"It's wrong because God says it's murder," said Stewart, 26, who said he is studying theology and philosophy at Grand Canyon University in Phoenix. The issue of abortion, he said, goes to the very soul of the nation.
"I think it all boils down to does the heart of the nation want abortion or does it want life?" he said.
Stewart was accompanied by his wife, Larissa, and two high school-aged sisters, Reagan and Lauren Burckhard of Minot. Lauren, the older of the two sisters, welcomed Kavanaugh's nomination and what it could mean for the anti-abortion movement.
"It's definitely encouraging," she said, adding it was not the reason they joined the protest outside the clinic. "We would come out here no matter what."

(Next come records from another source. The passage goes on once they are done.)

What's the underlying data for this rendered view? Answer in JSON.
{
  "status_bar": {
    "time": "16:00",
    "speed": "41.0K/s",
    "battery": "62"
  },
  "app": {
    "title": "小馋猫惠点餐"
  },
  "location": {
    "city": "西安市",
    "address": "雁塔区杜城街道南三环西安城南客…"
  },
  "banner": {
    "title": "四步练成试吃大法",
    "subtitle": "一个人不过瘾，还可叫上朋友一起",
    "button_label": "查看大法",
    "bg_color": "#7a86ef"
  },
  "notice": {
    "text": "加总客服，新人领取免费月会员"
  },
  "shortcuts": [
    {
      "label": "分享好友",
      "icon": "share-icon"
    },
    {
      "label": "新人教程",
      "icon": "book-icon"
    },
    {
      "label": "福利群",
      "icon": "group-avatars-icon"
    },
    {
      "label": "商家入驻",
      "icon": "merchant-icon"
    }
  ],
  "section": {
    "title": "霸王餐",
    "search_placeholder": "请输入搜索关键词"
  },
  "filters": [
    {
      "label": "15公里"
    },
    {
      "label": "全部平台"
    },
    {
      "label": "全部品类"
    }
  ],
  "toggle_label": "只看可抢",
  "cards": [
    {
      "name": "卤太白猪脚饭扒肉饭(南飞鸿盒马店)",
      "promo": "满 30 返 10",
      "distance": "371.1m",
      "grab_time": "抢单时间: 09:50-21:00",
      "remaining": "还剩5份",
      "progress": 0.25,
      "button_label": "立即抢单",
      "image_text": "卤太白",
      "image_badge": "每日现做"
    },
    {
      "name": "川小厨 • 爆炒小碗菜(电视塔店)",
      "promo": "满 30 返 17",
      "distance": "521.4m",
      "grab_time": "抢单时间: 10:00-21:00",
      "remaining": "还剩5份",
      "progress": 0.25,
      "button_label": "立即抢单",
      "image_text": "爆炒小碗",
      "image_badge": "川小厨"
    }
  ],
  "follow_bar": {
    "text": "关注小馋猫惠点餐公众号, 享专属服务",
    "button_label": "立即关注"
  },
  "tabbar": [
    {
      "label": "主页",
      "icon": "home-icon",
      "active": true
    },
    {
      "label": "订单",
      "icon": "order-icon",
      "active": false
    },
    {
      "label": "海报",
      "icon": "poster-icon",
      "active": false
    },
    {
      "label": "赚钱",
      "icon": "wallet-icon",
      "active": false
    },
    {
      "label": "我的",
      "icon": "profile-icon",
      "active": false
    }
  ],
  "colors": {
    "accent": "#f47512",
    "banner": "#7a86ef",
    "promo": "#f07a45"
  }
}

Tammi Kromenaker, director of the Red River Women's Clinic, worries about what will happen to women the clinic serves in North Dakota, South Dakota and Minnesota if Roe v. Wade is overturned.

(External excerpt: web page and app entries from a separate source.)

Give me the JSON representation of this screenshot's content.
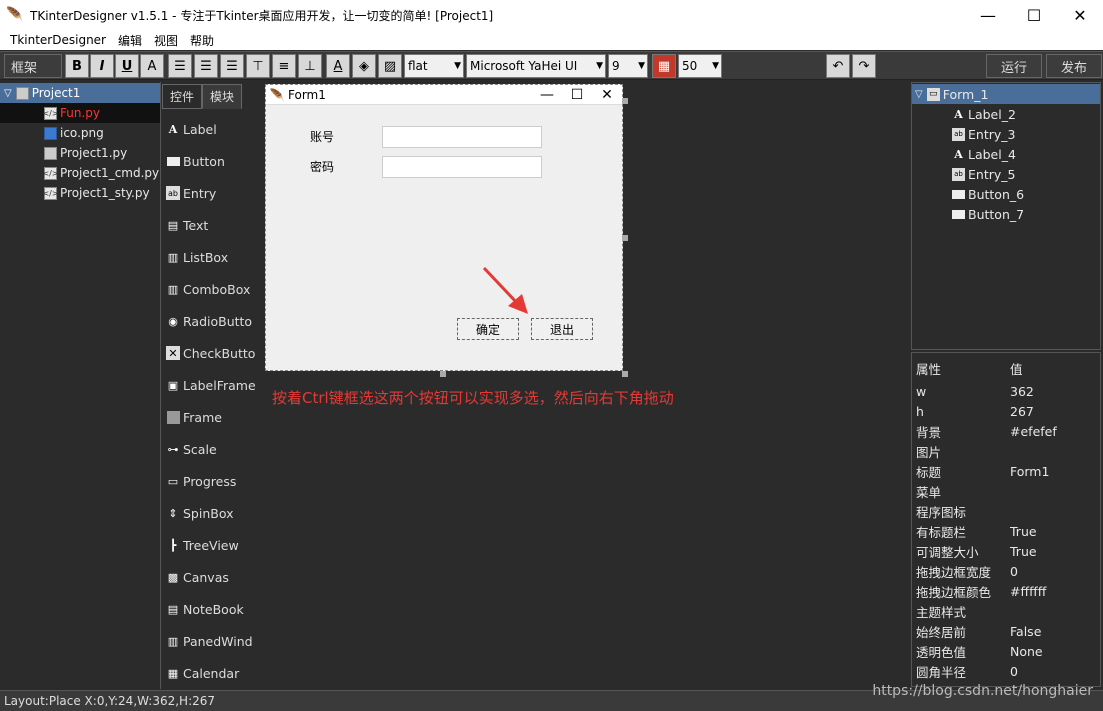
{
  "window": {
    "title": "TKinterDesigner v1.5.1 - 专注于Tkinter桌面应用开发，让一切变的简单!    [Project1]",
    "minimize": "—",
    "maximize": "☐",
    "close": "✕"
  },
  "menu": [
    "TkinterDesigner",
    "编辑",
    "视图",
    "帮助"
  ],
  "toolbar": {
    "frame_label": "框架",
    "bold": "B",
    "italic": "I",
    "underline": "U",
    "font_color": "A",
    "relief": "flat",
    "font_family": "Microsoft YaHei UI",
    "font_size": "9",
    "grid_size": "50",
    "run_label": "运行",
    "publish_label": "发布"
  },
  "project_tree": [
    {
      "label": "Project1",
      "type": "root"
    },
    {
      "label": "Fun.py",
      "type": "py",
      "selected": true
    },
    {
      "label": "ico.png",
      "type": "img"
    },
    {
      "label": "Project1.py",
      "type": "win"
    },
    {
      "label": "Project1_cmd.py",
      "type": "py"
    },
    {
      "label": "Project1_sty.py",
      "type": "py"
    }
  ],
  "palette": {
    "tabs": [
      "控件",
      "模块"
    ],
    "items": [
      "Label",
      "Button",
      "Entry",
      "Text",
      "ListBox",
      "ComboBox",
      "RadioButto",
      "CheckButto",
      "LabelFrame",
      "Frame",
      "Scale",
      "Progress",
      "SpinBox",
      "TreeView",
      "Canvas",
      "NoteBook",
      "PanedWind",
      "Calendar"
    ]
  },
  "form": {
    "title": "Form1",
    "account_label": "账号",
    "password_label": "密码",
    "ok_button": "确定",
    "exit_button": "退出"
  },
  "annotation": "按着Ctrl键框选这两个按钮可以实现多选，然后向右下角拖动",
  "widget_tree": {
    "root": "Form_1",
    "children": [
      "Label_2",
      "Entry_3",
      "Label_4",
      "Entry_5",
      "Button_6",
      "Button_7"
    ]
  },
  "properties": {
    "header_key": "属性",
    "header_value": "值",
    "rows": [
      {
        "k": "w",
        "v": "362"
      },
      {
        "k": "h",
        "v": "267"
      },
      {
        "k": "背景",
        "v": "#efefef"
      },
      {
        "k": "图片",
        "v": ""
      },
      {
        "k": "标题",
        "v": "Form1"
      },
      {
        "k": "菜单",
        "v": ""
      },
      {
        "k": "程序图标",
        "v": ""
      },
      {
        "k": "有标题栏",
        "v": "True"
      },
      {
        "k": "可调整大小",
        "v": "True"
      },
      {
        "k": "拖拽边框宽度",
        "v": "0"
      },
      {
        "k": "拖拽边框颜色",
        "v": "#ffffff"
      },
      {
        "k": "主题样式",
        "v": ""
      },
      {
        "k": "始终居前",
        "v": "False"
      },
      {
        "k": "透明色值",
        "v": "None"
      },
      {
        "k": "圆角半径",
        "v": "0"
      }
    ]
  },
  "status": "Layout:Place  X:0,Y:24,W:362,H:267",
  "watermark": "https://blog.csdn.net/honghaier",
  "colors": {
    "accent": "#4a6e9a",
    "annotation": "#e53935",
    "form_bg": "#efefef"
  }
}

"Ending legal abortion does not end abortion," she said, and predicted the country would once again see "back alley" abortions that were common before abortion became legal. "It ends safe abortion."
If abortions are illegal, desperate women will try to abort their pregnancies using medications or other means, Kromenaker said.
"People will take matters into their own hands," she said.
North Dakota is one of four states that have passed so-called "trigger laws," statutes that outlaw abortions in the event Roe v. Wade is undone. Five years ago, federal appeals judges threw out a North Dakota law seeking to ban abortions of fetuses once they are six weeks old.
"It's a prime example in the state of how Roe v. Wade protects women's rights in the state of North Dakota," Kromenaker said.
In recent years, 1,100 to 1,200 abortions per year have been performed in North Dakota, according to state health statistics. Abortions in the state peaked in 2008 at almost 1,400.
North Dakota is following a trend across the country that has seen abortions decline by 10 percent to 15 percent in recent years, a drop Kromenaker attributes to better access to birth control, health insurance and sex education, not restrictions on access to abortion.
Even if Kavanaugh is seated, and would vote to overturn Roe v. Wade, it would take years for a case to reach the Supreme Court, Kromenaker said.
If Roe v. Wade were reversed—something Kromenaker regards as a "clear and present danger"—would she move her clinic to Moorhead, since Minnesota is viewed as a state likely to allow legal abortions if left to state control?
"I'm not even going to try and think about that," Kromenaker said. But she is looking forward to celebrating the clinic's anniversary at the end of the month.
"Folks didn't think we'd last a year or five or 10 years, and here we are at 20," she said.